Taiwan's President Tsai Ing-wen departed for the United States on Wednesday, reiterating her commitment to global engagement despite China's threats of retaliation should she meet US House Speaker Kevin McCarthy. China, which claims Taiwan as part of its territory, has consistently cautioned US officials against meeting Tsai, interpreting such actions as support for Taiwan's quest for international recognition.

In response to then-US House Speaker Nancy Pelosi's visit to Taipei last August, China conducted military exercises around Taiwan. During Tsai's trip, Taiwan's military is closely monitoring potential Chinese activity. Tsai's itinerary includes stops in Guatemala and Belize, with layovers in New York and Los Angeles. Although unconfirmed, she is anticipated to meet McCarthy in California.

"External pressure will not hinder our determination to go to the world," Tsai declared at Taoyuan International Airport, indirectly addressing China. She continued, "We are calm and confident, will neither yield nor provoke. Taiwan will firmly walk on the road of freedom and democracy and go into the world. Although this road is rough, Taiwan is not alone."

Zhu Fenglian, spokesperson for China's Taiwan Affairs Office, warned of the consequences of Tsai's potential meeting with McCarthy, stating that it would "seriously violate the one-China principle, harm China's sovereignty and territorial integrity, and destroy peace and stability in the Taiwan Strait." Zhu also expressed China's strong opposition and intention to "resolutely fight back," although no specifics were provided.

Tsai's transits coincide with the United States' strained relationship with China, which has been described by some analysts as the worst since Washington normalized ties with Beijing in 1979 and shifted diplomatic recognition from Taipei. Taiwan remains China's most sensitive territorial matter, causing friction between Beijing and Washington, which maintains only unofficial ties with Taipei. Nonetheless, US law requires the provision of defense capabilities to Taiwan.

Senior US officials have urged China not to overreact to Tsai's planned transits, asserting that such events are customary. One senior US official noted that Tsai has participated in various activities during her previous transits, including meetings with Congress members, the Taiwanese diaspora, and other groups, adding, "So there's absolutely no reason for Beijing to use this upcoming transit as an excuse or a pretext to carry out aggressive or coercive activities aimed at Taiwan."

Taiwanese presidents frequently travel through the United States en route to visiting diplomatic allies in Latin America, the Caribbean, and the Pacific. Although these are not official visits, they often facilitate high-level meetings. Taiwan's government disputes China's sovereignty claims, and President Tsai has consistently offered dialogue with Beijing while asserting that only the people of Taiwan can determine their future.
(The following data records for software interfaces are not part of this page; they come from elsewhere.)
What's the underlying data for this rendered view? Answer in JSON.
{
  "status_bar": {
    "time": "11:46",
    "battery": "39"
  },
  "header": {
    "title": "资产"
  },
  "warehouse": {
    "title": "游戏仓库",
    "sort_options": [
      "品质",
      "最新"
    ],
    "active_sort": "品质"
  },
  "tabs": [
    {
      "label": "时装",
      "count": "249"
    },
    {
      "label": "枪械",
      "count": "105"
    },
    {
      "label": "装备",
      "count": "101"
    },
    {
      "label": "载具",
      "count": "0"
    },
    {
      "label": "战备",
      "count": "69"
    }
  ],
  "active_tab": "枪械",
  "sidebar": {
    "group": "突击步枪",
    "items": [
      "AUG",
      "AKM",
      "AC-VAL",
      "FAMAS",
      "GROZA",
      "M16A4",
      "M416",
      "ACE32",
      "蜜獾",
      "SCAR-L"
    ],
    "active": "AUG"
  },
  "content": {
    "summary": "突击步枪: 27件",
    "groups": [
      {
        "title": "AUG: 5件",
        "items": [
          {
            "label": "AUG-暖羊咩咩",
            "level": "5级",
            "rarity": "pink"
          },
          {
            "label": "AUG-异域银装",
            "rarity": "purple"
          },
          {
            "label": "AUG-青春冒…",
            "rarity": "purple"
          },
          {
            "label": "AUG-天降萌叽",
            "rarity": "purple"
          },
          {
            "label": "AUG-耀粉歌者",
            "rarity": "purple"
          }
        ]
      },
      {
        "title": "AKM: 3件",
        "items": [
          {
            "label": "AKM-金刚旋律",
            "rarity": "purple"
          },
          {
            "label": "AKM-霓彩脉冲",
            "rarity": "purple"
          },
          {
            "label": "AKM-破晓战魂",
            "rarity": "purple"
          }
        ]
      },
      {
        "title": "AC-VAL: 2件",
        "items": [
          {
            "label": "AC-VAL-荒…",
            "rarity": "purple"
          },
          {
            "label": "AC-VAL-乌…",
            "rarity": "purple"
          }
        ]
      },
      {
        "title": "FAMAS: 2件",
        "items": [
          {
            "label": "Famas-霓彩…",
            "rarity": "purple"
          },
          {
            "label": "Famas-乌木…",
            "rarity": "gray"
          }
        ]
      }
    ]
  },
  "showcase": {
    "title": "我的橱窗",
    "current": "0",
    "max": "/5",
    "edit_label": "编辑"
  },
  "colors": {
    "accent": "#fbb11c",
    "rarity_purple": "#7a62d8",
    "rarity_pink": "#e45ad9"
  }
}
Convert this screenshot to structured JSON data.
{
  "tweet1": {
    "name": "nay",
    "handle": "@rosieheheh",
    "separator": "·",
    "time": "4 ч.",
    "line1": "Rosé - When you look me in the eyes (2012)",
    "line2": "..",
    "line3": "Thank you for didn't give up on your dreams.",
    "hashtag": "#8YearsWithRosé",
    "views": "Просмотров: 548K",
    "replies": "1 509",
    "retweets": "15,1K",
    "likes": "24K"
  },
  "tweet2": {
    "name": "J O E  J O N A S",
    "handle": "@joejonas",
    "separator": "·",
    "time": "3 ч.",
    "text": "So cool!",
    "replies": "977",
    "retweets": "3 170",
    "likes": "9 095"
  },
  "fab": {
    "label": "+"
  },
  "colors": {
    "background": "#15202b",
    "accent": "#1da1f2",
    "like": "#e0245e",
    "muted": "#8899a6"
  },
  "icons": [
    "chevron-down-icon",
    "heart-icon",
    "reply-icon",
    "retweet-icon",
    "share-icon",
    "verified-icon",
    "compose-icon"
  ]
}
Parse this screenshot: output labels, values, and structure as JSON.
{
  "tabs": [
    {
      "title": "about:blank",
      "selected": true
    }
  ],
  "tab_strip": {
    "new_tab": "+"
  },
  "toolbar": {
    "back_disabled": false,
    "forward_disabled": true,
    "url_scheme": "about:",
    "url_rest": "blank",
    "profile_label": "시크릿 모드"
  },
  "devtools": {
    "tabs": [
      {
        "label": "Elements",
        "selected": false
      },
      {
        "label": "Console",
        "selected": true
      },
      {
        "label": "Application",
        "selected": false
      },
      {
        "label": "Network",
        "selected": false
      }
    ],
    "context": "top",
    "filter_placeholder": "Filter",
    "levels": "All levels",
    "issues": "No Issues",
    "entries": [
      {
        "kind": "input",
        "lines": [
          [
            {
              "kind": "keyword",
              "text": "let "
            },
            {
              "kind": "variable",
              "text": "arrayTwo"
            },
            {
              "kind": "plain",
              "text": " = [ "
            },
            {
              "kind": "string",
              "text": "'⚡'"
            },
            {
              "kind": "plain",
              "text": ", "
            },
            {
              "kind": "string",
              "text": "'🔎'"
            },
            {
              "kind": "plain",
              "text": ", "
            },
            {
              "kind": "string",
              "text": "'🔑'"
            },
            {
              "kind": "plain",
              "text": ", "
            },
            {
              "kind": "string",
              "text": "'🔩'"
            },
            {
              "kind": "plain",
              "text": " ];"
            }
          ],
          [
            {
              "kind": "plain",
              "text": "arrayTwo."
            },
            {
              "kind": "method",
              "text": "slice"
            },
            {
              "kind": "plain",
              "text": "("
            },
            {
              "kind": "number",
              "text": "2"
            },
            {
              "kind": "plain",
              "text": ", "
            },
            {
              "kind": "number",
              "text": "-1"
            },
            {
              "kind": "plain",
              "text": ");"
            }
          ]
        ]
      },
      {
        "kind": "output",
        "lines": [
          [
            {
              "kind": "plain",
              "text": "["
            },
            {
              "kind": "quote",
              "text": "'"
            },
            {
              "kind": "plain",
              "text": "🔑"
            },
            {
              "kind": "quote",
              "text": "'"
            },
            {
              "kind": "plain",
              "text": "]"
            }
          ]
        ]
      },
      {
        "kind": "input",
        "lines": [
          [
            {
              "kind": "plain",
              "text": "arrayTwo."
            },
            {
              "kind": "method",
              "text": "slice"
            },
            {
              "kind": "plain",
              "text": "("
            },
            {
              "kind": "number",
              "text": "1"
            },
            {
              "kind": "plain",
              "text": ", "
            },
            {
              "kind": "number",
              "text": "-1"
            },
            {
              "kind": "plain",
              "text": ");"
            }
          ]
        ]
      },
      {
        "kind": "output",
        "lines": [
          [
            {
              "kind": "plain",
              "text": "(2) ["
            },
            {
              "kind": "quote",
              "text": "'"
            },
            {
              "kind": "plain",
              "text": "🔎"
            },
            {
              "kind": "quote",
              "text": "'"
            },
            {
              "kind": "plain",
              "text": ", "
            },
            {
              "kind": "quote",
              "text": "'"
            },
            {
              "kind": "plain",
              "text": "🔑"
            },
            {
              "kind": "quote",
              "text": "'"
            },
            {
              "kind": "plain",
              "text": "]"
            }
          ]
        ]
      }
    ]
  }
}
Taiwanese security agencies have expressed concern about Tsai's trip, fearing that China may initiate a series of influence campaigns, including disseminating misinformation on social media platforms to manipulate public opinion regarding Tsai's US transit. An internal memo from a Taiwanese security agency reviewed by Reuters indicated that China had previously used large-scale influence campaigns, including cyberattacks against Taiwan during Pelosi's visit last year. Taiwan's authorities anticipate Beijing will intensify its "cognitive operations" in the coming days.

China's Taiwan Affairs Office did not immediately respond to requests for comment. On Sunday, China celebrated another diplomatic victory over Taiwan when Honduras, a former Taiwan ally, switched diplomatic recognition to Beijing. Currently, only 13 countries maintain formal ties with Taiwan.

China maintains that both it and Taiwan belong to "one China" and that, as a Chinese province, the island has no right to any state-to-state relationships. Taiwan vehemently disagrees with this perspective.